Material for this exercise section start

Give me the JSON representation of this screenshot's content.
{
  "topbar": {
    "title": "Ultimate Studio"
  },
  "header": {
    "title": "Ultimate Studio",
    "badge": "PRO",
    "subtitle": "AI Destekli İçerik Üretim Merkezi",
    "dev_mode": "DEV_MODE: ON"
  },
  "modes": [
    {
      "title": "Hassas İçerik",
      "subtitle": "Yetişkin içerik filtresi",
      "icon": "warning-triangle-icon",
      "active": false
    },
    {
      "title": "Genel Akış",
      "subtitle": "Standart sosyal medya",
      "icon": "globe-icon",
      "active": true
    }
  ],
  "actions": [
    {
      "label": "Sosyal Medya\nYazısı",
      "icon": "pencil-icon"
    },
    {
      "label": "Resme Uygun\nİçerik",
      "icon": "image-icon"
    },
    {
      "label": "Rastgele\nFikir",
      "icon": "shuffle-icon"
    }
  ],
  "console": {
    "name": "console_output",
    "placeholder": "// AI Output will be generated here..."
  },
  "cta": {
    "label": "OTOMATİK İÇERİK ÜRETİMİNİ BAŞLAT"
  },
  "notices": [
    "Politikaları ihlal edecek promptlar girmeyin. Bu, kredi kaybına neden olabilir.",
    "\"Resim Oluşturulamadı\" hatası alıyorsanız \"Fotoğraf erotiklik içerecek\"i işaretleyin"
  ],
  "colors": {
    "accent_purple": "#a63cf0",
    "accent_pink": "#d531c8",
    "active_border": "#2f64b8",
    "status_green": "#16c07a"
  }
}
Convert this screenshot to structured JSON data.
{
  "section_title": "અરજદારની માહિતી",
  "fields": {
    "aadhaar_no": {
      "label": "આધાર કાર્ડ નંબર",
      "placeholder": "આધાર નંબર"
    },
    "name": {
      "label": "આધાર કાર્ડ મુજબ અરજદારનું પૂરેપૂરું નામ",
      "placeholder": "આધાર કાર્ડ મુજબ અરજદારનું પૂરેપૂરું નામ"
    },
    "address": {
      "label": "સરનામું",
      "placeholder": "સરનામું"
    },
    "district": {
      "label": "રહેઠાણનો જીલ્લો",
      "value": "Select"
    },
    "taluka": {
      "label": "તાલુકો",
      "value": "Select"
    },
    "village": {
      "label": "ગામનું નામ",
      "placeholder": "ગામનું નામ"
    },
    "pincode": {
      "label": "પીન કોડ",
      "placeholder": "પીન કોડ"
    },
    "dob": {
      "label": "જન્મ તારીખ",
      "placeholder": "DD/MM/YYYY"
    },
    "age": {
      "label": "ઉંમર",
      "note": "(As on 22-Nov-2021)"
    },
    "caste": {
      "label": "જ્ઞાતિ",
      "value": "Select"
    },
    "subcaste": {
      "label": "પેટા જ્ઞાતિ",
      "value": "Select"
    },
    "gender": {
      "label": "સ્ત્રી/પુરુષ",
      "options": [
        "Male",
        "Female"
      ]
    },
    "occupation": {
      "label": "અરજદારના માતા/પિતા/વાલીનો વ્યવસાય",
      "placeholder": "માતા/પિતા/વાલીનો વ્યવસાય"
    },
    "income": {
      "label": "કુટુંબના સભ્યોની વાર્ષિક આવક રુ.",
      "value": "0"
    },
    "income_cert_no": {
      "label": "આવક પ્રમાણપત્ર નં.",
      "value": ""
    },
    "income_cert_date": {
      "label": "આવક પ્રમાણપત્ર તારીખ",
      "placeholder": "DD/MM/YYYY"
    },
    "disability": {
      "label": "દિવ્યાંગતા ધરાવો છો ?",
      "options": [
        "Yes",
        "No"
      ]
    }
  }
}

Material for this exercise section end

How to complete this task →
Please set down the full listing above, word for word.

Completed task →
Give me the JSON representation of this screenshot's content.
{
  "topbar": {
    "title": "Ultimate Studio"
  },
  "header": {
    "title": "Ultimate Studio",
    "badge": "PRO",
    "subtitle": "AI Destekli İçerik Üretim Merkezi",
    "dev_mode": "DEV_MODE: ON"
  },
  "modes": [
    {
      "title": "Hassas İçerik",
      "subtitle": "Yetişkin içerik filtresi",
      "icon": "warning-triangle-icon",
      "active": false
    },
    {
      "title": "Genel Akış",
      "subtitle": "Standart sosyal medya",
      "icon": "globe-icon",
      "active": true
    }
  ],
  "actions": [
    {
      "label": "Sosyal Medya\nYazısı",
      "icon": "pencil-icon"
    },
    {
      "label": "Resme Uygun\nİçerik",
      "icon": "image-icon"
    },
    {
      "label": "Rastgele\nFikir",
      "icon": "shuffle-icon"
    }
  ],
  "console": {
    "name": "console_output",
    "placeholder": "// AI Output will be generated here..."
  },
  "cta": {
    "label": "OTOMATİK İÇERİK ÜRETİMİNİ BAŞLAT"
  },
  "notices": [
    "Politikaları ihlal edecek promptlar girmeyin. Bu, kredi kaybına neden olabilir.",
    "\"Resim Oluşturulamadı\" hatası alıyorsanız \"Fotoğraf erotiklik içerecek\"i işaretleyin"
  ],
  "colors": {
    "accent_purple": "#a63cf0",
    "accent_pink": "#d531c8",
    "active_border": "#2f64b8",
    "status_green": "#16c07a"
  }
}
Convert this screenshot to structured JSON data.
{
  "section_title": "અરજદારની માહિતી",
  "fields": {
    "aadhaar_no": {
      "label": "આધાર કાર્ડ નંબર",
      "placeholder": "આધાર નંબર"
    },
    "name": {
      "label": "આધાર કાર્ડ મુજબ અરજદારનું પૂરેપૂરું નામ",
      "placeholder": "આધાર કાર્ડ મુજબ અરજદારનું પૂરેપૂરું નામ"
    },
    "address": {
      "label": "સરનામું",
      "placeholder": "સરનામું"
    },
    "district": {
      "label": "રહેઠાણનો જીલ્લો",
      "value": "Select"
    },
    "taluka": {
      "label": "તાલુકો",
      "value": "Select"
    },
    "village": {
      "label": "ગામનું નામ",
      "placeholder": "ગામનું નામ"
    },
    "pincode": {
      "label": "પીન કોડ",
      "placeholder": "પીન કોડ"
    },
    "dob": {
      "label": "જન્મ તારીખ",
      "placeholder": "DD/MM/YYYY"
    },
    "age": {
      "label": "ઉંમર",
      "note": "(As on 22-Nov-2021)"
    },
    "caste": {
      "label": "જ્ઞાતિ",
      "value": "Select"
    },
    "subcaste": {
      "label": "પેટા જ્ઞાતિ",
      "value": "Select"
    },
    "gender": {
      "label": "સ્ત્રી/પુરુષ",
      "options": [
        "Male",
        "Female"
      ]
    },
    "occupation": {
      "label": "અરજદારના માતા/પિતા/વાલીનો વ્યવસાય",
      "placeholder": "માતા/પિતા/વાલીનો વ્યવસાય"
    },
    "income": {
      "label": "કુટુંબના સભ્યોની વાર્ષિક આવક રુ.",
      "value": "0"
    },
    "income_cert_no": {
      "label": "આવક પ્રમાણપત્ર નં.",
      "value": ""
    },
    "income_cert_date": {
      "label": "આવક પ્રમાણપત્ર તારીખ",
      "placeholder": "DD/MM/YYYY"
    },
    "disability": {
      "label": "દિવ્યાંગતા ધરાવો છો ?",
      "options": [
        "Yes",
        "No"
      ]
    }
  }
}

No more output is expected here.